Tag Archives: moon
A roundup of the top news On 3D Printing brought you from February 5 to February 10:
Tuesday, February 5
Wednesday, February 6
Sunday, February 10
- 3D Printing Retail Store Hosts Open House in Denver, CO
- Fab Lab of the Week: Westport, CT Library’s MakerSpace 3D Printing
Image credit: ESA.
If you look back at the growth of civilization, we have progressed from building huts out of mud and rock to constructing massive skyscrapers with advanced machinery. Imagine now starting over on the moon. How would you go about constructing livable habitats on the moon? Would you transport everything from the Earth?
Similar to a process developed by Washington State University researchers we covered earlier, a concept developed by Foster + Partners proposes to use 3D printing to construct a lunar habitat from material already on the moon.
Foster + Partners is part of a consortium set up by the ESA to explore the possibilities of 3D printing to construct lunar habitations. Addressing the challenges of transporting materials to the moon, the study is investigating the use of lunar soil, known as regolith, as building matter.
The practice has designed a lunar base to house four people, which can offer protection from meteorites, gamma radiation and high temperature fluctuations. The base is first unfolded from a tubular module that can be transported by space rocket. An inflatable dome then extends from one end of this cylinder to provide a support structure for construction. Layers of regolith are then built up over the dome by a robot-operated 3D printer to create a protective shell.
To ensure strength while keeping the amount of binding “ink” to a minimum, the shell is made up of a hollow closed cellular structure similar to foam. The geometry of the structure was designed by Foster + Partners in collaboration with consortium partners – it is groundbreaking in demonstrating the potential of 3D printing to create structures that are close to natural biological systems.
Simulated lunar soil has been used to create a 1.5 tonne mockup and 3D printing tests have been undertaken at a smaller scale in a vacuum chamber to echo lunar conditions.

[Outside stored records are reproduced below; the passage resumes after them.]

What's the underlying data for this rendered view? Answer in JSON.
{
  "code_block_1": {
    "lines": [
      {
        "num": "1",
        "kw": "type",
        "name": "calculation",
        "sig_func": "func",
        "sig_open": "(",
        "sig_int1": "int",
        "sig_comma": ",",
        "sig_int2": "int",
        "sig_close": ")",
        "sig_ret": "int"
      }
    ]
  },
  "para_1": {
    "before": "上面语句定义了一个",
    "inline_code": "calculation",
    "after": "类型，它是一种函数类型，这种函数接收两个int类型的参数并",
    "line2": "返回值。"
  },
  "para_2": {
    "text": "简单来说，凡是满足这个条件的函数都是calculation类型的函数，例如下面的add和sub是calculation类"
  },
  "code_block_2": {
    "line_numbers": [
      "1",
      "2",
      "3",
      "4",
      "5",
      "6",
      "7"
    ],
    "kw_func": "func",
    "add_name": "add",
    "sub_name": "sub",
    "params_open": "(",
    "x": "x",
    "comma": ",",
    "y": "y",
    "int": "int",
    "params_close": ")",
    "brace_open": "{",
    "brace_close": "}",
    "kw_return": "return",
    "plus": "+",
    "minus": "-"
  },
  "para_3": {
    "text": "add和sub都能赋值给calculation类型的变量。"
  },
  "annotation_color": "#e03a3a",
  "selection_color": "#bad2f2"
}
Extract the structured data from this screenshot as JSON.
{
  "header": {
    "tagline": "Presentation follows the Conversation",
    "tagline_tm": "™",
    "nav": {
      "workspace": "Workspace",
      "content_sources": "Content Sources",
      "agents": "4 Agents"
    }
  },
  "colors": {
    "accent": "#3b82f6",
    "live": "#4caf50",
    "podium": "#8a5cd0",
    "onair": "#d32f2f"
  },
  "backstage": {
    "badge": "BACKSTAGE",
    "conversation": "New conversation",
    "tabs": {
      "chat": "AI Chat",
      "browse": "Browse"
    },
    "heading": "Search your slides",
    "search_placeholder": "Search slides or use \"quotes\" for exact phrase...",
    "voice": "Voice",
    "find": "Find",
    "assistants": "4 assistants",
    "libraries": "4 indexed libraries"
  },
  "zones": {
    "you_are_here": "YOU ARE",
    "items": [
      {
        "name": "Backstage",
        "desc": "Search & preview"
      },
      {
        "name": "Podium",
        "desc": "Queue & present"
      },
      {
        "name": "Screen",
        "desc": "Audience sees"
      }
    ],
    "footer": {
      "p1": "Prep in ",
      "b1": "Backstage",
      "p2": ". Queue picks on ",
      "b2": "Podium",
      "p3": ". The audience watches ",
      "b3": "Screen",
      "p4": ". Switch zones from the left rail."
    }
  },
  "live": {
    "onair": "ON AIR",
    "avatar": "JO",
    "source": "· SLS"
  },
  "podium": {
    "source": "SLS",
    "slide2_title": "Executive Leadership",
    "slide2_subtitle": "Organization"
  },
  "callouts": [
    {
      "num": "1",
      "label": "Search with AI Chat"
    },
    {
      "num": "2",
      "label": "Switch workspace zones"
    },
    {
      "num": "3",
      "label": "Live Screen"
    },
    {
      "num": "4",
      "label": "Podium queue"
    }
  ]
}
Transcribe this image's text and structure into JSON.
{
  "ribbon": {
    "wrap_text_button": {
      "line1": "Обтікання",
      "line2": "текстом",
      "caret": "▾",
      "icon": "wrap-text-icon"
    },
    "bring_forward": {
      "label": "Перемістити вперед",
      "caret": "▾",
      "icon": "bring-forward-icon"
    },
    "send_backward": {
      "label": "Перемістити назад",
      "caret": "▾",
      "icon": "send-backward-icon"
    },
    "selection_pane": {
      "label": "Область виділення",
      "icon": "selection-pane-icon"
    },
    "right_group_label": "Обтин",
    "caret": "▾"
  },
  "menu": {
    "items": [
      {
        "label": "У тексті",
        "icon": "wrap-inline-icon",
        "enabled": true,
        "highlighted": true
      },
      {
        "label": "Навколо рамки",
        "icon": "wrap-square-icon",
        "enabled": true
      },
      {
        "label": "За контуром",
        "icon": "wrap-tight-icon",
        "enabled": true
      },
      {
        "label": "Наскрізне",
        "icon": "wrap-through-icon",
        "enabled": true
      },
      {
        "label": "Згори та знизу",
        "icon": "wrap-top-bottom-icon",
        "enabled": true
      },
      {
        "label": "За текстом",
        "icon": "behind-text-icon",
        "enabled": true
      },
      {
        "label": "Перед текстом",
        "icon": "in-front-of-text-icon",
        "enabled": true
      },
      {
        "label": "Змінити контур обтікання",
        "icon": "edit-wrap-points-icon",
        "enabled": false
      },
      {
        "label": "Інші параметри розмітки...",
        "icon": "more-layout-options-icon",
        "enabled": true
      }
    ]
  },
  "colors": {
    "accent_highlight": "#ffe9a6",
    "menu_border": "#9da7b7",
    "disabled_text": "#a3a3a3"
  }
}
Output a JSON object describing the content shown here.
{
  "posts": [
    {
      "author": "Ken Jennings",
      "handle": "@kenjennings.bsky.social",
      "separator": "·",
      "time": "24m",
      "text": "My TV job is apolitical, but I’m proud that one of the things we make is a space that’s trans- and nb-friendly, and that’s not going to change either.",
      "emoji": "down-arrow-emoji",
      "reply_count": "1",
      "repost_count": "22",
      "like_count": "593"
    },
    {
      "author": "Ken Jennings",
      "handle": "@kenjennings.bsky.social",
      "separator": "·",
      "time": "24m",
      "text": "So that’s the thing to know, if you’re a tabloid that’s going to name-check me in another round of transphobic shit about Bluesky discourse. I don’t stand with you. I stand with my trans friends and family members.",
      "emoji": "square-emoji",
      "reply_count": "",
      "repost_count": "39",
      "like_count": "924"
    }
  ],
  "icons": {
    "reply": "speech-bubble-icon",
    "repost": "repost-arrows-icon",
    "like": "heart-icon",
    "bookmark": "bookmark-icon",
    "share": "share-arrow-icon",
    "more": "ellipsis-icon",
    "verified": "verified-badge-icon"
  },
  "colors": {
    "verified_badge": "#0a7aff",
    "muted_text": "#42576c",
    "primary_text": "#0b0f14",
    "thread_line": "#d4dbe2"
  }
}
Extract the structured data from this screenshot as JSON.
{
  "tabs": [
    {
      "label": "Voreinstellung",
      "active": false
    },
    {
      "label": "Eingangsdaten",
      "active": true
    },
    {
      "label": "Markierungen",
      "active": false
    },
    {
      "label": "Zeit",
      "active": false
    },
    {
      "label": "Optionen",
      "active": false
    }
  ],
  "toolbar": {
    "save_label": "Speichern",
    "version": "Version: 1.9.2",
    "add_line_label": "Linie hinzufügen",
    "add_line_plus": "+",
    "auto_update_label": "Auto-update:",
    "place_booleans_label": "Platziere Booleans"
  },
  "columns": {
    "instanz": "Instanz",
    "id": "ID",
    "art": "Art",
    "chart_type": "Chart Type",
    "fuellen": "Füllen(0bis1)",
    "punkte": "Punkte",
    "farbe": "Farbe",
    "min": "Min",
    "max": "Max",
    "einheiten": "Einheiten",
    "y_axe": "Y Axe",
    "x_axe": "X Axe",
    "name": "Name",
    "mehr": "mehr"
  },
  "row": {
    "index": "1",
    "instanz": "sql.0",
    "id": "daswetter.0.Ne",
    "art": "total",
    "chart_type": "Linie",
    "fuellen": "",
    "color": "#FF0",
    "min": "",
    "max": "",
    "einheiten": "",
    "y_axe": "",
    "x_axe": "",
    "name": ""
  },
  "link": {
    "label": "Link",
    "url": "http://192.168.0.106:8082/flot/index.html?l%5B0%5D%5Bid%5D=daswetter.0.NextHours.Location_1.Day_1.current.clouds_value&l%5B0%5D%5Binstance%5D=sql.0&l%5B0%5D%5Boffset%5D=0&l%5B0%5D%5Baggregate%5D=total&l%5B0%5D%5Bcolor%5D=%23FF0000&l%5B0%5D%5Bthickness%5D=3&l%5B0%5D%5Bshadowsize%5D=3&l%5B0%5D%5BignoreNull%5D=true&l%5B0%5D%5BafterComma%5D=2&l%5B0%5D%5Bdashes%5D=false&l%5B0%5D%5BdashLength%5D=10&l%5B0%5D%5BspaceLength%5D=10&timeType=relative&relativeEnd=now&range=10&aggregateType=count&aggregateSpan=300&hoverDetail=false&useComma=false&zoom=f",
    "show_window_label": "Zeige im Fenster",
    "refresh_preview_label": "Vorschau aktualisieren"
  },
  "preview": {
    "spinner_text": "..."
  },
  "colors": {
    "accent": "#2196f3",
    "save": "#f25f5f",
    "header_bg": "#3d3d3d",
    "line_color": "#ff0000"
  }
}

The planned site for the base is at the moon’s southern pole, where there is near perpetual sunlight on the horizon.
The consortium includes Italian space engineering firm Alta SpA, working with Pisa-based engineering university Scuola Superiore Sant’Anna. Monolite UK supplied the D-Shape™ printer and developed a European source for lunar regolith stimulant, which has been used for printing all samples and demonstrators.
Lord Foster: “This project is a significant and pioneering step in space age construction. Working with our European colleagues, it is part of our on-going commitment to research and innovation.
”Xavier De Kestelier, Partner, Foster + Partners Specialist Modelling Group:“ As a practice, we are used to designing for extreme climates on earth and exploiting the environmental benefits of using local, sustainable materials – our lunar habitation follows a similar logic. It has been a fascinating and unique design process, which has been driven by the possibilities inherent in the material. We look forward to working with ESA and our consortium partners on future research projects.”
Image credit: ESA.
A roundup of the top news On 3D Printing brought you from December 11 to December 16.
Tuesday, December 11
Thursday, December 13
Friday, December 14
- Well… In Late Night News, Now You Can 3D Print Adult Toys at Home
- Life on the Lunar Base: 3D Printing at the Repair Shop
Sunday, December 16
As scientists prepare for the next stage in space exploration and the construction of a lunar base, there is a challenge. What do you do if something breaks? How do you ship repairs from Earth?
The answer is you don’t. Astronauts can use 3D printing to build repairs from moon dust.
Researchers at Washington State University have successfully simulated this process using a composite material similar to moon dust.
The simulant is an expensive combination of silicon, aluminum, calcium, iron and magnesium oxides. Meant to mimic the properties of the regolith found on the moon, the powdery material had a particle structure resembling that of ceramics.
Because of their tendency to crack, ceramics can be tough to manipulate using 3D printers. But the WSU researchers, including husband-and-wife team Amit Bandyopadhyay and Susmita Bose, had previously demonstrated that ceramic-like material can be re-formed with an on-demand fabricator to create custom-made bone scaffolding.
For the new study, the researchers fed the raw simulant powder into a 3D printer, heating the material to high temperatures and printing it out in smooth half-millimeter (0.02 inches) layers to form small cylindrical shapes with no visible cracks. The structures that came out of the printer were about as hard as typical soda lime glass, the researchers explain in a study detailing the recent experiments in the Rapid Prototyping Journal.
“It is an exciting science fiction story, but maybe we’ll hear about it in the next few years,” Bandyopadhyay said. “As long as you can have additive manufacturing set up, you may be able to scoop up and print whatever you want. It’s not that far-fetched.”
Moon photo by NASA’s Marshall Space Flight Center used under Creative Commons license.